[GIVEN RECORDS Boundary: Start]

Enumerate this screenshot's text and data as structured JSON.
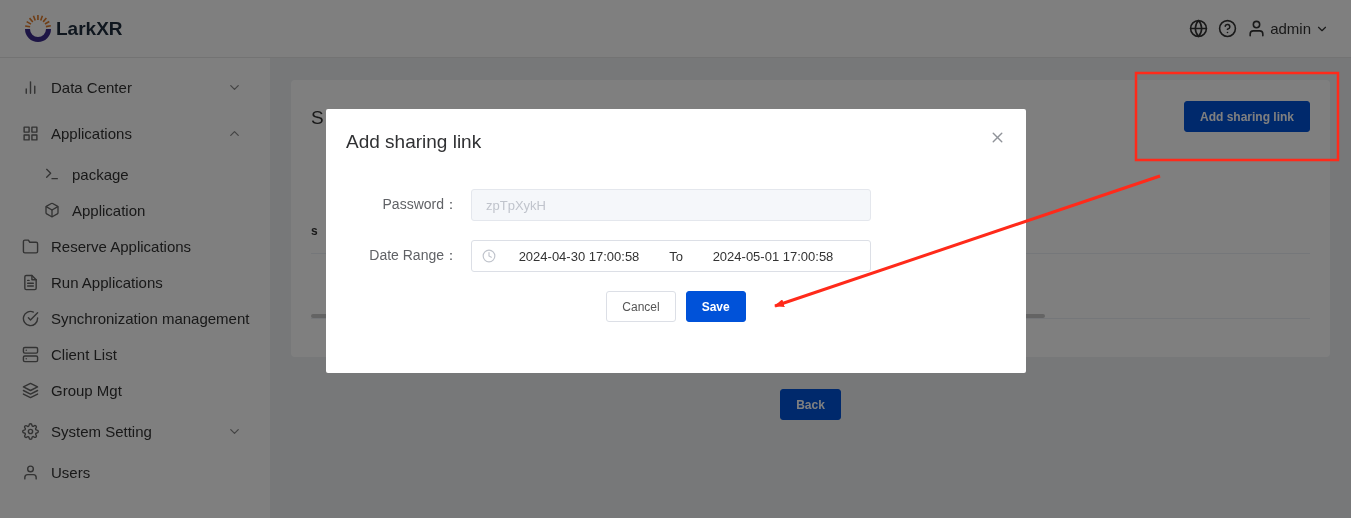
{
  "header": {
    "logo_text": "LarkXR",
    "user": "admin"
  },
  "sidebar": {
    "items": [
      {
        "label": "Data Center",
        "expanded": false
      },
      {
        "label": "Applications",
        "expanded": true,
        "children": [
          {
            "label": "package"
          },
          {
            "label": "Application"
          }
        ]
      },
      {
        "label": "Reserve Applications"
      },
      {
        "label": "Run Applications"
      },
      {
        "label": "Synchronization management"
      },
      {
        "label": "Client List"
      },
      {
        "label": "Group Mgt"
      },
      {
        "label": "System Setting",
        "expanded": false
      },
      {
        "label": "Users"
      }
    ]
  },
  "page": {
    "title": "S",
    "column_1": "s",
    "add_button": "Add sharing link",
    "back_button": "Back"
  },
  "dialog": {
    "title": "Add sharing link",
    "fields": [
      {
        "kind": "text",
        "label": "Password：",
        "value": "zpTpXykH",
        "disabled": true
      },
      {
        "kind": "range",
        "label": "Date Range：",
        "start": "2024-04-30 17:00:58",
        "separator": "To",
        "end": "2024-05-01 17:00:58"
      }
    ],
    "buttons": [
      {
        "label": "Cancel",
        "primary": false
      },
      {
        "label": "Save",
        "primary": true
      }
    ]
  }
}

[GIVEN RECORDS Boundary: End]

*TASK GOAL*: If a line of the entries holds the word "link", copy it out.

*RESPONSE TO THIS EXERCISE*:
    "add_button": "Add sharing link",
    "title": "Add sharing link",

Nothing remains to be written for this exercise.